Exercise aim
Provide only the number of lines in the records below that contain "name".

[Entries from a dataset of interfaces]
——————————
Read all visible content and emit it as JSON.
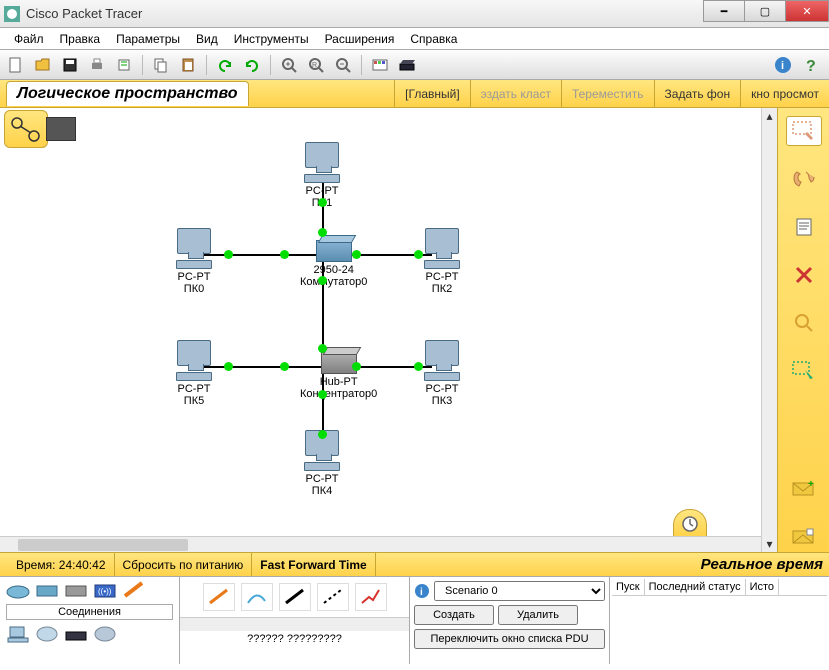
{
  "window": {
    "title": "Cisco Packet Tracer"
  },
  "menu": [
    "Файл",
    "Правка",
    "Параметры",
    "Вид",
    "Инструменты",
    "Расширения",
    "Справка"
  ],
  "tabbar": {
    "main": "Логическое пространство",
    "crumbs": [
      {
        "label": "[Главный]",
        "disabled": false
      },
      {
        "label": "эздать класт",
        "disabled": true
      },
      {
        "label": "Тереместить",
        "disabled": true
      },
      {
        "label": "Задать фон",
        "disabled": false
      },
      {
        "label": "кно просмот",
        "disabled": false
      }
    ]
  },
  "devices": {
    "pc0": {
      "type": "PC-PT",
      "name": "ПК0"
    },
    "pc1": {
      "type": "PC-PT",
      "name": "ПК1"
    },
    "pc2": {
      "type": "PC-PT",
      "name": "ПК2"
    },
    "pc3": {
      "type": "PC-PT",
      "name": "ПК3"
    },
    "pc4": {
      "type": "PC-PT",
      "name": "ПК4"
    },
    "pc5": {
      "type": "PC-PT",
      "name": "ПК5"
    },
    "sw0": {
      "type": "2950-24",
      "name": "Коммутатор0"
    },
    "hub0": {
      "type": "Hub-PT",
      "name": "Концентратор0"
    }
  },
  "status": {
    "time_label": "Время:",
    "time": "24:40:42",
    "reset": "Сбросить по питанию",
    "fft": "Fast Forward Time",
    "realtime": "Реальное время"
  },
  "devpanel": {
    "label": "Соединения"
  },
  "connpanel": {
    "label": "?????? ?????????"
  },
  "scenario": {
    "label": "Scenario 0",
    "create": "Создать",
    "delete": "Удалить",
    "toggle": "Переключить окно списка PDU"
  },
  "pdu": {
    "c1": "Пуск",
    "c2": "Последний статус",
    "c3": "Исто"
  }
}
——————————
Solution
8